But unfortunately, not everyone has to imagine. Back in 2016, Shahmir Shanni was publicly outed by a former political aide, Stephen Parkinson. Stonewall, an LGBT rights charity, wrote an article about it on their website and put it quite elegantly in saying that, “telling someone about your sexuality or gender identity must always be a personal decision. No person has the right to take that decision away. Publicly outing someone robs that person of the chance to define who they are in their own terms if they even want to. In extreme cases – as in this one – it can also put the lives of that person and their loved ones in danger.” Shahmir’s family had to take urgent measures to ensure their safety.
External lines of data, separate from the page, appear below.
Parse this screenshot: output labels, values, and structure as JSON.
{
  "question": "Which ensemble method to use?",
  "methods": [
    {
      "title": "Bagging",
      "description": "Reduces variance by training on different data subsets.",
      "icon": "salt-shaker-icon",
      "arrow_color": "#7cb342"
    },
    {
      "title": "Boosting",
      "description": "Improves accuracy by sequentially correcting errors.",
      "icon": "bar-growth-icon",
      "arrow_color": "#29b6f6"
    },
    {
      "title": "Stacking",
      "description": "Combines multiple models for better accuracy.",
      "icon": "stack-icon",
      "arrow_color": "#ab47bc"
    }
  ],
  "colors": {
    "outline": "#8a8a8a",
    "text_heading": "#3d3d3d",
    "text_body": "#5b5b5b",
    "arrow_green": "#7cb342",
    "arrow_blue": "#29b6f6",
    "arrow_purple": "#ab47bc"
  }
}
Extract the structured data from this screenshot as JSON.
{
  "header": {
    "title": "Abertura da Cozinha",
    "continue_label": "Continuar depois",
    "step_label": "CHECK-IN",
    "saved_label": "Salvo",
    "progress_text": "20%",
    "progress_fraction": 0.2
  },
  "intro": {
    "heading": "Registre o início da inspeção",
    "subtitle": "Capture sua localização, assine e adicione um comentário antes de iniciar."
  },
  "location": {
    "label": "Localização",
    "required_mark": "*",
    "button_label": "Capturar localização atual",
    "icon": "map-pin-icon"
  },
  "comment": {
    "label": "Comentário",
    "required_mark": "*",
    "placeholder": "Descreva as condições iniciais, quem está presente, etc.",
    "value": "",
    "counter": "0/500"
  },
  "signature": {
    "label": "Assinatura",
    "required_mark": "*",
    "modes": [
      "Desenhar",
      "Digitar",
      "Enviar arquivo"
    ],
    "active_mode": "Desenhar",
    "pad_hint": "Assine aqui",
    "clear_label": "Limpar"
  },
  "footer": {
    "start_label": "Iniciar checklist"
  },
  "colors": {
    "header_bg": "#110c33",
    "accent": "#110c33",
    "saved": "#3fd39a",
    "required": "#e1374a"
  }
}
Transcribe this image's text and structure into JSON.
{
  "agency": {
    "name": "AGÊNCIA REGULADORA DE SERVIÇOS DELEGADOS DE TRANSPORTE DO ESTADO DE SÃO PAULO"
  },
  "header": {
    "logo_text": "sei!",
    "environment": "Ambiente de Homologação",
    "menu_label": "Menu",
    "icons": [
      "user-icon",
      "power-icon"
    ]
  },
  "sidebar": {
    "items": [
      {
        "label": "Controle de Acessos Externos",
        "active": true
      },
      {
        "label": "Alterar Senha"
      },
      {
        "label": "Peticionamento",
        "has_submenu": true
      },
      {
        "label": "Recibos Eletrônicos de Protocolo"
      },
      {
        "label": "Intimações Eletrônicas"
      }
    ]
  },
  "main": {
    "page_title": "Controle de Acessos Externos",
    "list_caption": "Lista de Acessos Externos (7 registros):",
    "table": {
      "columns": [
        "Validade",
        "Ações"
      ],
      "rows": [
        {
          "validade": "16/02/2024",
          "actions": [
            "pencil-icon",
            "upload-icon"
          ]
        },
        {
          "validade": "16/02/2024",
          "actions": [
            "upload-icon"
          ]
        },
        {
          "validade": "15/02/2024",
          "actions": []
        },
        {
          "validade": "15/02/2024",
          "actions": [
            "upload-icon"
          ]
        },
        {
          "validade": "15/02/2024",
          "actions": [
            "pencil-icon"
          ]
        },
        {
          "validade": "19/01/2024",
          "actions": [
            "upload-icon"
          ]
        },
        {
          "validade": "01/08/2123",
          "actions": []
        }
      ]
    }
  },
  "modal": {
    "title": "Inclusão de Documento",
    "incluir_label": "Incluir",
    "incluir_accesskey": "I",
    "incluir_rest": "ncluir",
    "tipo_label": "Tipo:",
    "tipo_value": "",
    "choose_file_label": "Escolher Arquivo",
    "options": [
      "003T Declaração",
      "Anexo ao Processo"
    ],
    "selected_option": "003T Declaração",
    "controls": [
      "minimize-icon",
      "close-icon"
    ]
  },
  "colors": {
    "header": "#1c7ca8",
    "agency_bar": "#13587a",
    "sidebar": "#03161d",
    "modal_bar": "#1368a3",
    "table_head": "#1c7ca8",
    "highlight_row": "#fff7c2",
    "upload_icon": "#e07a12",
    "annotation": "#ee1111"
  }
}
Outing someone does not just affect the single target it’s being directed towards, but can easily affect the lives of those around them. You never, ever, ever truly know what someone is going through. Although sometimes outing someone only leads to an embarrassing day or week. There can serious repercussions to a person’s mental and physical state. I’ve heard of people being disowned by family members, getting kicked out of houses, and even committing suicide. All because someone chose to take away their power and make a decision for them that was not theirs to make.
So moving forward from this article, I hope you enjoyed it and I hope it was a smidgen of a bit helpful. Whether you are gay, straight, bi, in the closet, out of the closet or walking through the closet. Remember to always be respectful and kind. Have a lovely day and go eat your favorite foods!
John (he/him/his) is a 22 year old recent graduate of SUNY Fredonia with a Bachelor of Arts in Theatre Arts. He is a current YouTuber and hopes to become a strong voice in the LGBTQIA+ community. Being a gay man, he wants to encourage the younger generations to love and accept themselves just as they are.